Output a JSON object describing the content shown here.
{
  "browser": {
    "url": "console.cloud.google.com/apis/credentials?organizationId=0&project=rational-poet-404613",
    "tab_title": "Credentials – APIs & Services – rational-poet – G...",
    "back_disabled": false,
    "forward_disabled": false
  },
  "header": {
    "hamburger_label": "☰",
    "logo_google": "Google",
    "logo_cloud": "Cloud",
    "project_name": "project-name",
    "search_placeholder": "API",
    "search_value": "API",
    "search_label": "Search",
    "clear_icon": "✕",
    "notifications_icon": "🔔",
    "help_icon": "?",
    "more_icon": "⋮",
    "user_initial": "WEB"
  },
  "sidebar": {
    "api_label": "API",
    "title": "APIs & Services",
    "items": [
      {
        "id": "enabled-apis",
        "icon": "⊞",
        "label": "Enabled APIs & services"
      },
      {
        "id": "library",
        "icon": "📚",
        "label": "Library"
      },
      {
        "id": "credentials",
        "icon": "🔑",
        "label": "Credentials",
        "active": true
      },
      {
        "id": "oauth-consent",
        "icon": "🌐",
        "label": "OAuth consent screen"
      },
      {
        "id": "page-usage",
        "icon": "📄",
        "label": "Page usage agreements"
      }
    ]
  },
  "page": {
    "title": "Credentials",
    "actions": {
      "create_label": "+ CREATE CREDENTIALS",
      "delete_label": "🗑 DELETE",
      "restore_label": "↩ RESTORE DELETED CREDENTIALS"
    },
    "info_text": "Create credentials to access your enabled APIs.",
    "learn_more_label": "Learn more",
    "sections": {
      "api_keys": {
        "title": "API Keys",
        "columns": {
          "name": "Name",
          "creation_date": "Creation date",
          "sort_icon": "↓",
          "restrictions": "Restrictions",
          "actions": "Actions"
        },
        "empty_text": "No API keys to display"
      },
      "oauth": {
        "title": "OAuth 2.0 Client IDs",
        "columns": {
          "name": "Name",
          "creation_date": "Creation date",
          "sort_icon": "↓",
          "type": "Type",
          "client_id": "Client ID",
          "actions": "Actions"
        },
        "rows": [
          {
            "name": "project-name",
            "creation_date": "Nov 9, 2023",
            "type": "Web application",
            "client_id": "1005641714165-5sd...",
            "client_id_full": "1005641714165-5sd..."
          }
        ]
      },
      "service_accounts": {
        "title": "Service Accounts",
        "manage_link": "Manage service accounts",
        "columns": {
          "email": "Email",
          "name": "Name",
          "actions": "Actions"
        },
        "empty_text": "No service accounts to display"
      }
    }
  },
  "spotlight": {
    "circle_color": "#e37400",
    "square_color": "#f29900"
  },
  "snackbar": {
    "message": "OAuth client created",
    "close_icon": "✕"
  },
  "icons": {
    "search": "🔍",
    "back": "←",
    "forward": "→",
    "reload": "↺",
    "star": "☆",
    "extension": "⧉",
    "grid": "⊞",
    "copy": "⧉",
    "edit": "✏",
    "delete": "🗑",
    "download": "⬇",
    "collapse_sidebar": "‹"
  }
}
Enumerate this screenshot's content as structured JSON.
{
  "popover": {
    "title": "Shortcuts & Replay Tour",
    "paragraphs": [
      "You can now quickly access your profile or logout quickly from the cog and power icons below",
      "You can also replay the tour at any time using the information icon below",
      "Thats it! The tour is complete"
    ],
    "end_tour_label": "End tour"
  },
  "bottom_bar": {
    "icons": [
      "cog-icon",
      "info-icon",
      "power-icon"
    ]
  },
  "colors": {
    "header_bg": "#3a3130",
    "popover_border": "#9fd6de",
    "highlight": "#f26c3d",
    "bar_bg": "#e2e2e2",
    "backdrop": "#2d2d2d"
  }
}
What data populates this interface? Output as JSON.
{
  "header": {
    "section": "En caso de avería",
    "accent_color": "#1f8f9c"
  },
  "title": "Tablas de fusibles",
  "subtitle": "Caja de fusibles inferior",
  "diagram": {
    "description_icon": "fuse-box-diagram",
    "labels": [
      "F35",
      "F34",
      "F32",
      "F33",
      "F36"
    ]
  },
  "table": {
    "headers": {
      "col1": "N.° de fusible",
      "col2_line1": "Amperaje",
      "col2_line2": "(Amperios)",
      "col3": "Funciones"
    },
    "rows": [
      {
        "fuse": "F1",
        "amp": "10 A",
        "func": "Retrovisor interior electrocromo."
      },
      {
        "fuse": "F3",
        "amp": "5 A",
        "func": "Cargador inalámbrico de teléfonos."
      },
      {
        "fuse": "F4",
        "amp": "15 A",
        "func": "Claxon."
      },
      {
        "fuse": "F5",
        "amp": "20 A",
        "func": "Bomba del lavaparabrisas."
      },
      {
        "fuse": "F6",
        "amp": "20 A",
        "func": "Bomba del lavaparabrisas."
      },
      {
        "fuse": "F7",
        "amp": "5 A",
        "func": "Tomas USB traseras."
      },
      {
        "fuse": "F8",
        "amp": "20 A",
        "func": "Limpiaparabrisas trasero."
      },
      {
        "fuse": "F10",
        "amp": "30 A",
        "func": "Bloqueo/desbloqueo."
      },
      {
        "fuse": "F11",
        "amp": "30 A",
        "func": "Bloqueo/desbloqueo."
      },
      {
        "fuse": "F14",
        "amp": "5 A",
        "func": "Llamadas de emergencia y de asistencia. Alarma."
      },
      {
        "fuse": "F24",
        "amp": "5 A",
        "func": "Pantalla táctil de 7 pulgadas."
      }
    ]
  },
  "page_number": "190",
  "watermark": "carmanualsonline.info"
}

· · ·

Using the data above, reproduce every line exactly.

• RESPONSE:
Output a JSON object describing the content shown here.
{
  "browser": {
    "url": "console.cloud.google.com/apis/credentials?organizationId=0&project=rational-poet-404613",
    "tab_title": "Credentials – APIs & Services – rational-poet – G...",
    "back_disabled": false,
    "forward_disabled": false
  },
  "header": {
    "hamburger_label": "☰",
    "logo_google": "Google",
    "logo_cloud": "Cloud",
    "project_name": "project-name",
    "search_placeholder": "API",
    "search_value": "API",
    "search_label": "Search",
    "clear_icon": "✕",
    "notifications_icon": "🔔",
    "help_icon": "?",
    "more_icon": "⋮",
    "user_initial": "WEB"
  },
  "sidebar": {
    "api_label": "API",
    "title": "APIs & Services",
    "items": [
      {
        "id": "enabled-apis",
        "icon": "⊞",
        "label": "Enabled APIs & services"
      },
      {
        "id": "library",
        "icon": "📚",
        "label": "Library"
      },
      {
        "id": "credentials",
        "icon": "🔑",
        "label": "Credentials",
        "active": true
      },
      {
        "id": "oauth-consent",
        "icon": "🌐",
        "label": "OAuth consent screen"
      },
      {
        "id": "page-usage",
        "icon": "📄",
        "label": "Page usage agreements"
      }
    ]
  },
  "page": {
    "title": "Credentials",
    "actions": {
      "create_label": "+ CREATE CREDENTIALS",
      "delete_label": "🗑 DELETE",
      "restore_label": "↩ RESTORE DELETED CREDENTIALS"
    },
    "info_text": "Create credentials to access your enabled APIs.",
    "learn_more_label": "Learn more",
    "sections": {
      "api_keys": {
        "title": "API Keys",
        "columns": {
          "name": "Name",
          "creation_date": "Creation date",
          "sort_icon": "↓",
          "restrictions": "Restrictions",
          "actions": "Actions"
        },
        "empty_text": "No API keys to display"
      },
      "oauth": {
        "title": "OAuth 2.0 Client IDs",
        "columns": {
          "name": "Name",
          "creation_date": "Creation date",
          "sort_icon": "↓",
          "type": "Type",
          "client_id": "Client ID",
          "actions": "Actions"
        },
        "rows": [
          {
            "name": "project-name",
            "creation_date": "Nov 9, 2023",
            "type": "Web application",
            "client_id": "1005641714165-5sd...",
            "client_id_full": "1005641714165-5sd..."
          }
        ]
      },
      "service_accounts": {
        "title": "Service Accounts",
        "manage_link": "Manage service accounts",
        "columns": {
          "email": "Email",
          "name": "Name",
          "actions": "Actions"
        },
        "empty_text": "No service accounts to display"
      }
    }
  },
  "spotlight": {
    "circle_color": "#e37400",
    "square_color": "#f29900"
  },
  "snackbar": {
    "message": "OAuth client created",
    "close_icon": "✕"
  },
  "icons": {
    "search": "🔍",
    "back": "←",
    "forward": "→",
    "reload": "↺",
    "star": "☆",
    "extension": "⧉",
    "grid": "⊞",
    "copy": "⧉",
    "edit": "✏",
    "delete": "🗑",
    "download": "⬇",
    "collapse_sidebar": "‹"
  }
}
Enumerate this screenshot's content as structured JSON.
{
  "popover": {
    "title": "Shortcuts & Replay Tour",
    "paragraphs": [
      "You can now quickly access your profile or logout quickly from the cog and power icons below",
      "You can also replay the tour at any time using the information icon below",
      "Thats it! The tour is complete"
    ],
    "end_tour_label": "End tour"
  },
  "bottom_bar": {
    "icons": [
      "cog-icon",
      "info-icon",
      "power-icon"
    ]
  },
  "colors": {
    "header_bg": "#3a3130",
    "popover_border": "#9fd6de",
    "highlight": "#f26c3d",
    "bar_bg": "#e2e2e2",
    "backdrop": "#2d2d2d"
  }
}
What data populates this interface? Output as JSON.
{
  "header": {
    "section": "En caso de avería",
    "accent_color": "#1f8f9c"
  },
  "title": "Tablas de fusibles",
  "subtitle": "Caja de fusibles inferior",
  "diagram": {
    "description_icon": "fuse-box-diagram",
    "labels": [
      "F35",
      "F34",
      "F32",
      "F33",
      "F36"
    ]
  },
  "table": {
    "headers": {
      "col1": "N.° de fusible",
      "col2_line1": "Amperaje",
      "col2_line2": "(Amperios)",
      "col3": "Funciones"
    },
    "rows": [
      {
        "fuse": "F1",
        "amp": "10 A",
        "func": "Retrovisor interior electrocromo."
      },
      {
        "fuse": "F3",
        "amp": "5 A",
        "func": "Cargador inalámbrico de teléfonos."
      },
      {
        "fuse": "F4",
        "amp": "15 A",
        "func": "Claxon."
      },
      {
        "fuse": "F5",
        "amp": "20 A",
        "func": "Bomba del lavaparabrisas."
      },
      {
        "fuse": "F6",
        "amp": "20 A",
        "func": "Bomba del lavaparabrisas."
      },
      {
        "fuse": "F7",
        "amp": "5 A",
        "func": "Tomas USB traseras."
      },
      {
        "fuse": "F8",
        "amp": "20 A",
        "func": "Limpiaparabrisas trasero."
      },
      {
        "fuse": "F10",
        "amp": "30 A",
        "func": "Bloqueo/desbloqueo."
      },
      {
        "fuse": "F11",
        "amp": "30 A",
        "func": "Bloqueo/desbloqueo."
      },
      {
        "fuse": "F14",
        "amp": "5 A",
        "func": "Llamadas de emergencia y de asistencia. Alarma."
      },
      {
        "fuse": "F24",
        "amp": "5 A",
        "func": "Pantalla táctil de 7 pulgadas."
      }
    ]
  },
  "page_number": "190",
  "watermark": "carmanualsonline.info"
}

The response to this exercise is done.